[Your goal] Word for word, copy out every line of the records, omitting each picture.
==== Material to process ====
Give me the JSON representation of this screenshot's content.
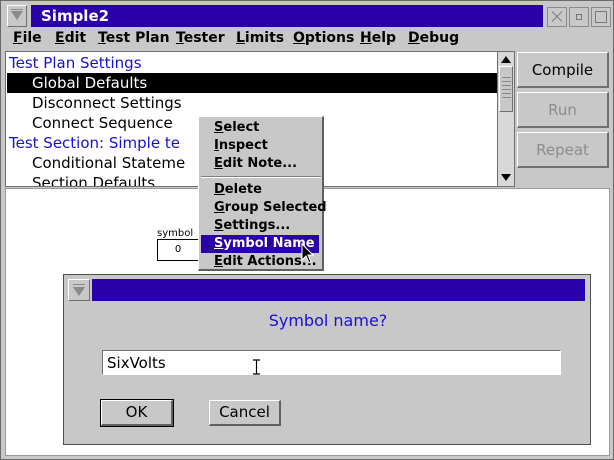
{
  "window": {
    "title": "Simple2"
  },
  "menubar": {
    "items": [
      {
        "mnemonic": "F",
        "rest": "ile"
      },
      {
        "mnemonic": "E",
        "rest": "dit"
      },
      {
        "mnemonic": "T",
        "rest": "est Plan"
      },
      {
        "mnemonic": "T",
        "rest": "ester"
      },
      {
        "mnemonic": "L",
        "rest": "imits"
      },
      {
        "mnemonic": "O",
        "rest": "ptions"
      },
      {
        "mnemonic": "H",
        "rest": "elp"
      },
      {
        "mnemonic": "D",
        "rest": "ebug"
      }
    ]
  },
  "tree": {
    "rows": [
      {
        "label": "Test Plan Settings",
        "kind": "section"
      },
      {
        "label": "Global Defaults",
        "kind": "child",
        "selected": true
      },
      {
        "label": "Disconnect Settings",
        "kind": "child"
      },
      {
        "label": "Connect Sequence",
        "kind": "child"
      },
      {
        "label": "Test Section: Simple te",
        "kind": "section"
      },
      {
        "label": "Conditional Stateme",
        "kind": "child"
      },
      {
        "label": "Section Defaults",
        "kind": "child"
      }
    ]
  },
  "side_buttons": {
    "compile": "Compile",
    "run": "Run",
    "repeat": "Repeat"
  },
  "canvas": {
    "symbol_label": "symbol",
    "symbol_value": "0"
  },
  "context_menu": {
    "group1": [
      {
        "mnemonic": "S",
        "rest": "elect"
      },
      {
        "mnemonic": "I",
        "rest": "nspect"
      },
      {
        "mnemonic": "E",
        "rest": "dit Note..."
      }
    ],
    "group2": [
      {
        "mnemonic": "D",
        "rest": "elete"
      },
      {
        "mnemonic": "G",
        "rest": "roup Selected"
      },
      {
        "mnemonic": "S",
        "rest": "ettings..."
      },
      {
        "mnemonic": "S",
        "rest": "ymbol Name"
      },
      {
        "mnemonic": "E",
        "rest": "dit Actions..."
      }
    ],
    "highlighted_index": 3
  },
  "dialog": {
    "prompt": "Symbol name?",
    "input_value": "SixVolts",
    "ok_label": "OK",
    "cancel_label": "Cancel"
  },
  "colors": {
    "title_bar": "#2a00a8",
    "section_text": "#1a10d0",
    "disabled_text": "#8c8c8c"
  }
}
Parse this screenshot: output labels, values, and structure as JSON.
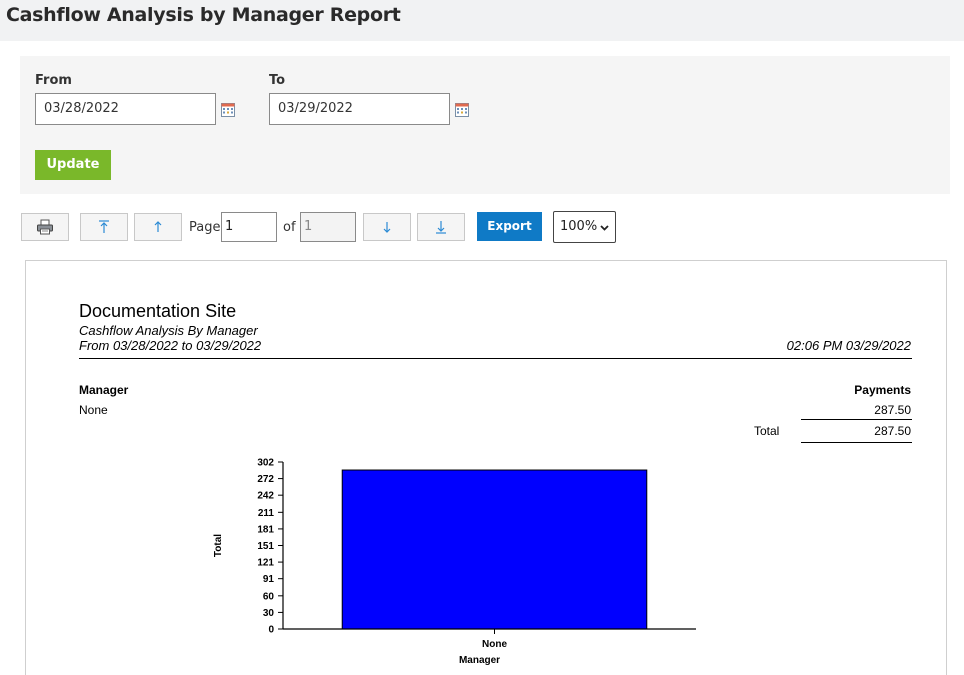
{
  "header": {
    "title": "Cashflow Analysis by Manager Report"
  },
  "filters": {
    "from_label": "From",
    "from_value": "03/28/2022",
    "to_label": "To",
    "to_value": "03/29/2022",
    "update_label": "Update"
  },
  "toolbar": {
    "page_label": "Page",
    "page_value": "1",
    "of_label": "of",
    "total_pages": "1",
    "export_label": "Export",
    "zoom_value": "100%"
  },
  "report": {
    "site_name": "Documentation Site",
    "report_name": "Cashflow Analysis By Manager",
    "date_range": "From 03/28/2022 to 03/29/2022",
    "generated_at": "02:06 PM 03/29/2022",
    "col_manager": "Manager",
    "col_payments": "Payments",
    "rows": [
      {
        "manager": "None",
        "payments": "287.50"
      }
    ],
    "total_label": "Total",
    "total_value": "287.50"
  },
  "chart_data": {
    "type": "bar",
    "categories": [
      "None"
    ],
    "values": [
      287.5
    ],
    "title": "",
    "xlabel": "Manager",
    "ylabel": "Total",
    "yticks": [
      "0",
      "30",
      "60",
      "91",
      "121",
      "151",
      "181",
      "211",
      "242",
      "272",
      "302"
    ],
    "ylim": [
      0,
      302
    ],
    "bar_color": "#0000ff"
  },
  "colors": {
    "update_button": "#7ab82a",
    "export_button": "#0f7ac6",
    "bar": "#0000ff"
  }
}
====
[Reply]
Give me the JSON representation of this screenshot's content.
{
  "window": {
    "title": "Simple2"
  },
  "menubar": {
    "items": [
      {
        "mnemonic": "F",
        "rest": "ile"
      },
      {
        "mnemonic": "E",
        "rest": "dit"
      },
      {
        "mnemonic": "T",
        "rest": "est Plan"
      },
      {
        "mnemonic": "T",
        "rest": "ester"
      },
      {
        "mnemonic": "L",
        "rest": "imits"
      },
      {
        "mnemonic": "O",
        "rest": "ptions"
      },
      {
        "mnemonic": "H",
        "rest": "elp"
      },
      {
        "mnemonic": "D",
        "rest": "ebug"
      }
    ]
  },
  "tree": {
    "rows": [
      {
        "label": "Test Plan Settings",
        "kind": "section"
      },
      {
        "label": "Global Defaults",
        "kind": "child",
        "selected": true
      },
      {
        "label": "Disconnect Settings",
        "kind": "child"
      },
      {
        "label": "Connect Sequence",
        "kind": "child"
      },
      {
        "label": "Test Section: Simple te",
        "kind": "section"
      },
      {
        "label": "Conditional Stateme",
        "kind": "child"
      },
      {
        "label": "Section Defaults",
        "kind": "child"
      }
    ]
  },
  "side_buttons": {
    "compile": "Compile",
    "run": "Run",
    "repeat": "Repeat"
  },
  "canvas": {
    "symbol_label": "symbol",
    "symbol_value": "0"
  },
  "context_menu": {
    "group1": [
      {
        "mnemonic": "S",
        "rest": "elect"
      },
      {
        "mnemonic": "I",
        "rest": "nspect"
      },
      {
        "mnemonic": "E",
        "rest": "dit Note..."
      }
    ],
    "group2": [
      {
        "mnemonic": "D",
        "rest": "elete"
      },
      {
        "mnemonic": "G",
        "rest": "roup Selected"
      },
      {
        "mnemonic": "S",
        "rest": "ettings..."
      },
      {
        "mnemonic": "S",
        "rest": "ymbol Name"
      },
      {
        "mnemonic": "E",
        "rest": "dit Actions..."
      }
    ],
    "highlighted_index": 3
  },
  "dialog": {
    "prompt": "Symbol name?",
    "input_value": "SixVolts",
    "ok_label": "OK",
    "cancel_label": "Cancel"
  },
  "colors": {
    "title_bar": "#2a00a8",
    "section_text": "#1a10d0",
    "disabled_text": "#8c8c8c"
  }
}
Parse this screenshot: output labels, values, and structure as JSON.
{
  "header": {
    "title": "Cashflow Analysis by Manager Report"
  },
  "filters": {
    "from_label": "From",
    "from_value": "03/28/2022",
    "to_label": "To",
    "to_value": "03/29/2022",
    "update_label": "Update"
  },
  "toolbar": {
    "page_label": "Page",
    "page_value": "1",
    "of_label": "of",
    "total_pages": "1",
    "export_label": "Export",
    "zoom_value": "100%"
  },
  "report": {
    "site_name": "Documentation Site",
    "report_name": "Cashflow Analysis By Manager",
    "date_range": "From 03/28/2022 to 03/29/2022",
    "generated_at": "02:06 PM 03/29/2022",
    "col_manager": "Manager",
    "col_payments": "Payments",
    "rows": [
      {
        "manager": "None",
        "payments": "287.50"
      }
    ],
    "total_label": "Total",
    "total_value": "287.50"
  },
  "chart_data": {
    "type": "bar",
    "categories": [
      "None"
    ],
    "values": [
      287.5
    ],
    "title": "",
    "xlabel": "Manager",
    "ylabel": "Total",
    "yticks": [
      "0",
      "30",
      "60",
      "91",
      "121",
      "151",
      "181",
      "211",
      "242",
      "272",
      "302"
    ],
    "ylim": [
      0,
      302
    ],
    "bar_color": "#0000ff"
  },
  "colors": {
    "update_button": "#7ab82a",
    "export_button": "#0f7ac6",
    "bar": "#0000ff"
  }
}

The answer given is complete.